§ **Activity**
Search the material for "Across" and copy each line in which it is found.
(Available records Opens)
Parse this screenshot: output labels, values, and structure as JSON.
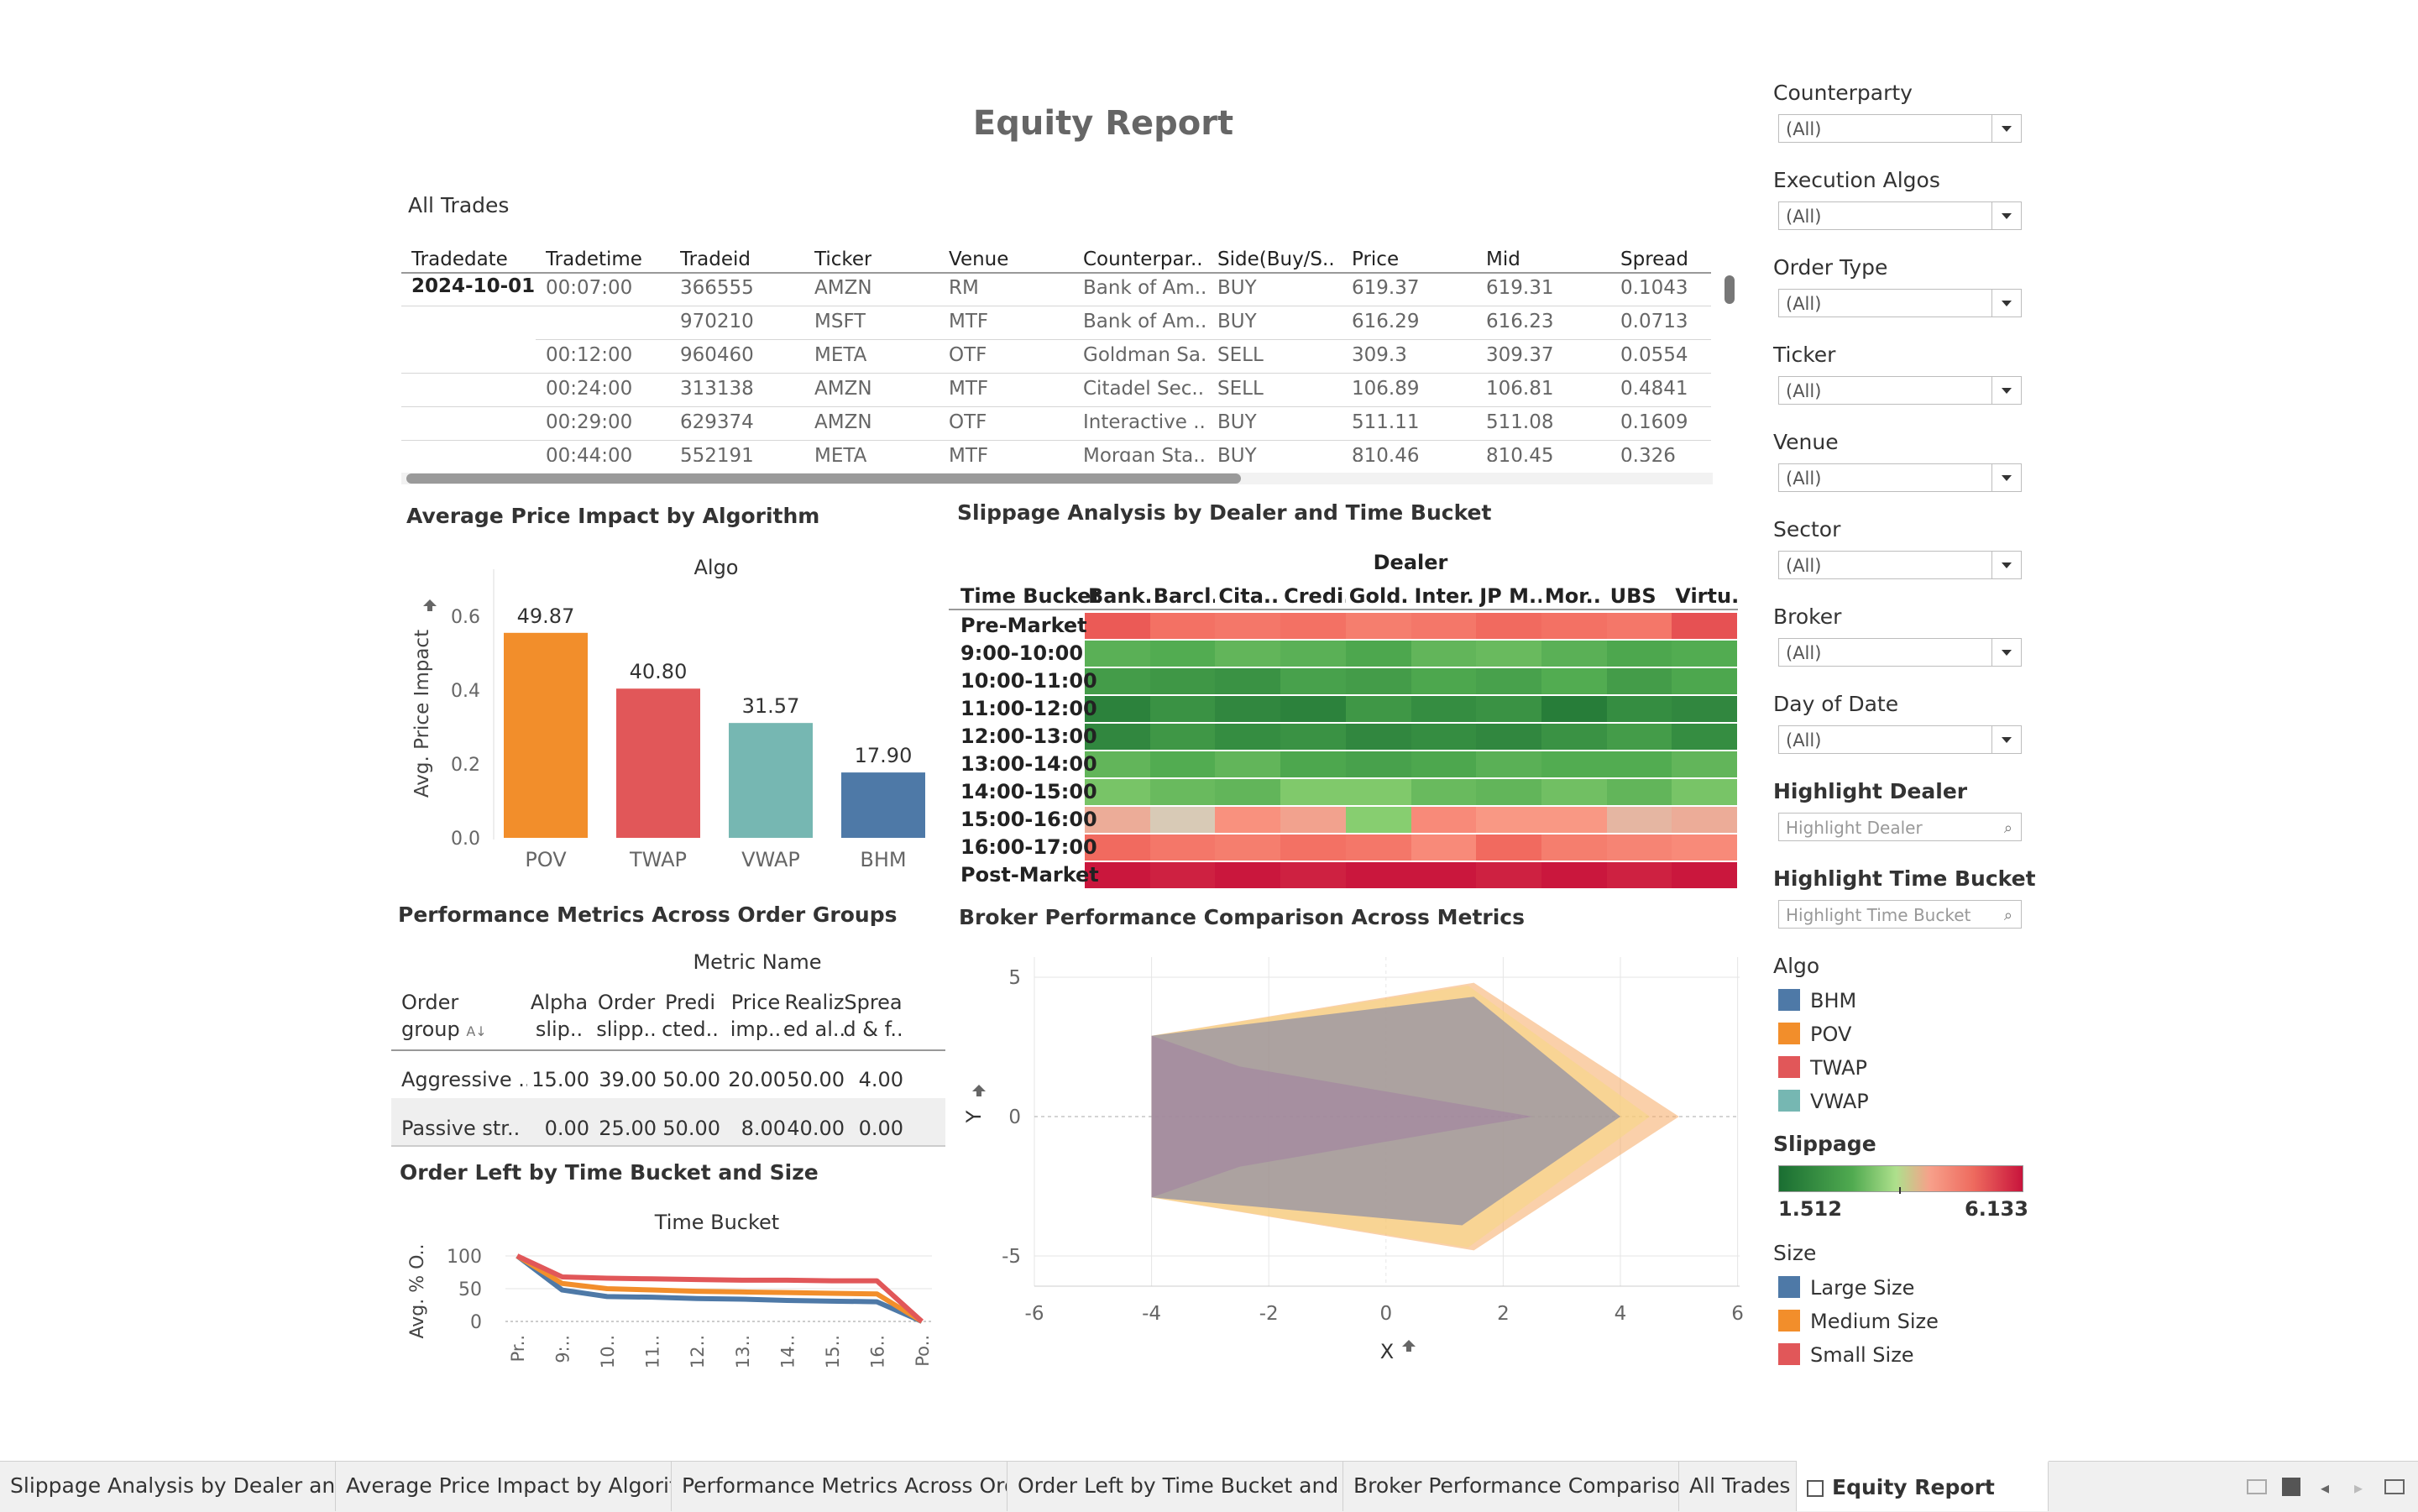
{
  "title": "Equity Report",
  "trades": {
    "title": "All Trades",
    "columns": [
      "Tradedate",
      "Tradetime",
      "Tradeid",
      "Ticker",
      "Venue",
      "Counterpar..",
      "Side(Buy/S..",
      "Price",
      "Mid",
      "Spread"
    ],
    "date": "2024-10-01",
    "rows": [
      {
        "time": "00:07:00",
        "id": "366555",
        "ticker": "AMZN",
        "venue": "RM",
        "cp": "Bank of Am..",
        "side": "BUY",
        "price": "619.37",
        "mid": "619.31",
        "spread": "0.1043"
      },
      {
        "time": "",
        "id": "970210",
        "ticker": "MSFT",
        "venue": "MTF",
        "cp": "Bank of Am..",
        "side": "BUY",
        "price": "616.29",
        "mid": "616.23",
        "spread": "0.0713"
      },
      {
        "time": "00:12:00",
        "id": "960460",
        "ticker": "META",
        "venue": "OTF",
        "cp": "Goldman Sa..",
        "side": "SELL",
        "price": "309.3",
        "mid": "309.37",
        "spread": "0.0554"
      },
      {
        "time": "00:24:00",
        "id": "313138",
        "ticker": "AMZN",
        "venue": "MTF",
        "cp": "Citadel Sec..",
        "side": "SELL",
        "price": "106.89",
        "mid": "106.81",
        "spread": "0.4841"
      },
      {
        "time": "00:29:00",
        "id": "629374",
        "ticker": "AMZN",
        "venue": "OTF",
        "cp": "Interactive ..",
        "side": "BUY",
        "price": "511.11",
        "mid": "511.08",
        "spread": "0.1609"
      },
      {
        "time": "00:44:00",
        "id": "552191",
        "ticker": "META",
        "venue": "MTF",
        "cp": "Morgan Sta..",
        "side": "BUY",
        "price": "810.46",
        "mid": "810.45",
        "spread": "0.326"
      }
    ]
  },
  "price_impact": {
    "title": "Average Price Impact by Algorithm",
    "header": "Algo",
    "ylabel": "Avg. Price Impact",
    "yticks": [
      "0.6",
      "0.4",
      "0.2",
      "0.0"
    ],
    "colors": [
      "#f28e2b",
      "#e15759",
      "#76b7b2",
      "#4e79a7"
    ]
  },
  "slippage": {
    "title": "Slippage Analysis by Dealer and Time Bucket",
    "header": "Dealer",
    "row_header": "Time Bucket",
    "dealers": [
      "Bank..",
      "Barcl..",
      "Cita..",
      "Credi..",
      "Gold..",
      "Inter..",
      "JP M..",
      "Mor..",
      "UBS",
      "Virtu.."
    ],
    "buckets": [
      "Pre-Market",
      "9:00-10:00",
      "10:00-11:00",
      "11:00-12:00",
      "12:00-13:00",
      "13:00-14:00",
      "14:00-15:00",
      "15:00-16:00",
      "16:00-17:00",
      "Post-Market"
    ]
  },
  "perf": {
    "title": "Performance Metrics Across Order Groups",
    "header": "Metric Name",
    "col0": [
      "Order",
      "group"
    ],
    "sort_glyph": "A↓",
    "cols": [
      [
        "Alpha",
        "slip.."
      ],
      [
        "Order",
        "slipp.."
      ],
      [
        "Predi",
        "cted.."
      ],
      [
        "Price",
        "imp.."
      ],
      [
        "Realiz",
        "ed al.."
      ],
      [
        "Sprea",
        "d & f.."
      ]
    ],
    "rows": [
      {
        "name": "Aggressive ..",
        "vals": [
          "15.00",
          "39.00",
          "50.00",
          "20.00",
          "50.00",
          "4.00"
        ]
      },
      {
        "name": "Passive str..",
        "vals": [
          "0.00",
          "25.00",
          "50.00",
          "8.00",
          "40.00",
          "0.00"
        ]
      }
    ]
  },
  "order_left": {
    "title": "Order Left by Time Bucket and Size",
    "header": "Time Bucket",
    "ylabel": "Avg. % O..",
    "yticks": [
      "100",
      "50",
      "0"
    ],
    "xticks": [
      "Pr..",
      "9:..",
      "10..",
      "11..",
      "12..",
      "13..",
      "14..",
      "15..",
      "16..",
      "Po.."
    ]
  },
  "broker": {
    "title": "Broker Performance Comparison Across Metrics",
    "xlabel": "X",
    "ylabel": "Y",
    "xticks": [
      "-6",
      "-4",
      "-2",
      "0",
      "2",
      "4",
      "6"
    ],
    "yticks": [
      "5",
      "0",
      "-5"
    ]
  },
  "filters": [
    {
      "label": "Counterparty",
      "value": "(All)"
    },
    {
      "label": "Execution Algos",
      "value": "(All)"
    },
    {
      "label": "Order Type",
      "value": "(All)"
    },
    {
      "label": "Ticker",
      "value": "(All)"
    },
    {
      "label": "Venue",
      "value": "(All)"
    },
    {
      "label": "Sector",
      "value": "(All)"
    },
    {
      "label": "Broker",
      "value": "(All)"
    },
    {
      "label": "Day of Date",
      "value": "(All)"
    }
  ],
  "highlights": [
    {
      "label": "Highlight Dealer",
      "placeholder": "Highlight Dealer"
    },
    {
      "label": "Highlight Time Bucket",
      "placeholder": "Highlight Time Bucket"
    }
  ],
  "algo_legend": {
    "title": "Algo",
    "items": [
      {
        "name": "BHM",
        "color": "#4e79a7"
      },
      {
        "name": "POV",
        "color": "#f28e2b"
      },
      {
        "name": "TWAP",
        "color": "#e15759"
      },
      {
        "name": "VWAP",
        "color": "#76b7b2"
      }
    ]
  },
  "slippage_legend": {
    "title": "Slippage",
    "min": "1.512",
    "max": "6.133"
  },
  "size_legend": {
    "title": "Size",
    "items": [
      {
        "name": "Large Size",
        "color": "#4e79a7"
      },
      {
        "name": "Medium Size",
        "color": "#f28e2b"
      },
      {
        "name": "Small Size",
        "color": "#e15759"
      }
    ]
  },
  "tabs": [
    {
      "label": "Slippage Analysis by Dealer and ..."
    },
    {
      "label": "Average Price Impact by Algorith..."
    },
    {
      "label": "Performance Metrics Across Ord..."
    },
    {
      "label": "Order Left by Time Bucket and S..."
    },
    {
      "label": "Broker Performance Compariso..."
    },
    {
      "label": "All Trades"
    },
    {
      "label": "Equity Report"
    }
  ],
  "chart_data": [
    {
      "type": "bar",
      "title": "Average Price Impact by Algorithm",
      "categories": [
        "POV",
        "TWAP",
        "VWAP",
        "BHM"
      ],
      "values": [
        0.555,
        0.404,
        0.311,
        0.177
      ],
      "labels": [
        "49.87",
        "40.80",
        "31.57",
        "17.90"
      ],
      "ylabel": "Avg. Price Impact",
      "ylim": [
        0,
        0.65
      ]
    },
    {
      "type": "heatmap",
      "title": "Slippage Analysis by Dealer and Time Bucket",
      "x": [
        "Bank..",
        "Barcl..",
        "Cita..",
        "Credi..",
        "Gold..",
        "Inter..",
        "JP M..",
        "Mor..",
        "UBS",
        "Virtu.."
      ],
      "y": [
        "Pre-Market",
        "9:00-10:00",
        "10:00-11:00",
        "11:00-12:00",
        "12:00-13:00",
        "13:00-14:00",
        "14:00-15:00",
        "15:00-16:00",
        "16:00-17:00",
        "Post-Market"
      ],
      "values": [
        [
          5.4,
          5.1,
          5.0,
          5.1,
          4.9,
          5.0,
          5.2,
          5.1,
          5.0,
          5.5
        ],
        [
          2.8,
          2.7,
          2.9,
          2.8,
          2.6,
          2.9,
          3.0,
          2.8,
          2.6,
          2.7
        ],
        [
          2.4,
          2.3,
          2.2,
          2.5,
          2.4,
          2.6,
          2.5,
          2.7,
          2.4,
          2.6
        ],
        [
          1.9,
          2.2,
          2.0,
          1.9,
          2.3,
          2.1,
          2.2,
          1.8,
          2.1,
          2.0
        ],
        [
          2.0,
          2.3,
          2.1,
          2.2,
          2.0,
          2.1,
          2.0,
          2.2,
          2.4,
          2.1
        ],
        [
          2.9,
          2.7,
          2.9,
          2.6,
          2.5,
          2.6,
          2.8,
          2.7,
          2.7,
          2.9
        ],
        [
          3.2,
          3.0,
          2.9,
          3.3,
          3.3,
          3.0,
          2.9,
          3.1,
          2.9,
          3.2
        ],
        [
          4.3,
          4.0,
          4.6,
          4.4,
          3.4,
          4.7,
          4.5,
          4.5,
          4.2,
          4.3
        ],
        [
          5.2,
          5.0,
          4.9,
          5.1,
          5.0,
          4.7,
          5.2,
          4.9,
          4.8,
          4.7
        ],
        [
          6.1,
          6.0,
          6.1,
          6.0,
          6.1,
          6.1,
          6.0,
          6.1,
          6.0,
          6.1
        ]
      ],
      "range": [
        1.512,
        6.133
      ]
    },
    {
      "type": "line",
      "title": "Order Left by Time Bucket and Size",
      "categories": [
        "Pr..",
        "9:..",
        "10..",
        "11..",
        "12..",
        "13..",
        "14..",
        "15..",
        "16..",
        "Po.."
      ],
      "series": [
        {
          "name": "Large Size",
          "values": [
            100,
            48,
            38,
            37,
            35,
            34,
            32,
            31,
            30,
            0
          ]
        },
        {
          "name": "Medium Size",
          "values": [
            100,
            58,
            50,
            48,
            46,
            45,
            44,
            43,
            42,
            0
          ]
        },
        {
          "name": "Small Size",
          "values": [
            100,
            68,
            66,
            65,
            64,
            63,
            63,
            62,
            62,
            0
          ]
        }
      ],
      "ylabel": "Avg. % O..",
      "ylim": [
        0,
        110
      ]
    },
    {
      "type": "area",
      "title": "Broker Performance Comparison Across Metrics",
      "xlabel": "X",
      "ylabel": "Y",
      "xlim": [
        -6,
        6
      ],
      "ylim": [
        -6,
        6
      ],
      "series": [
        {
          "name": "POV",
          "points": [
            [
              -4,
              2.9
            ],
            [
              1.5,
              4.8
            ],
            [
              5,
              0
            ],
            [
              1.5,
              -4.8
            ],
            [
              -4,
              -2.9
            ]
          ]
        },
        {
          "name": "VWAP",
          "points": [
            [
              -4,
              2.9
            ],
            [
              1.4,
              4.7
            ],
            [
              4.5,
              0
            ],
            [
              1.4,
              -4.7
            ],
            [
              -4,
              -2.9
            ]
          ]
        },
        {
          "name": "TWAP",
          "points": [
            [
              -4,
              2.9
            ],
            [
              -2.5,
              1.8
            ],
            [
              2.5,
              0
            ],
            [
              -2.5,
              -1.8
            ],
            [
              -4,
              -2.9
            ]
          ]
        },
        {
          "name": "BHM",
          "points": [
            [
              -4,
              2.9
            ],
            [
              1.5,
              4.3
            ],
            [
              4,
              0
            ],
            [
              1.3,
              -3.9
            ],
            [
              -4,
              -2.9
            ]
          ]
        }
      ]
    }
  ]
}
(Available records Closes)
§ **Response to this exercise**
    "title": "Performance Metrics Across Order Groups",
    "title": "Broker Performance Comparison Across Metrics",
      "label": "Performance Metrics Across Ord..."
      "title": "Broker Performance Comparison Across Metrics",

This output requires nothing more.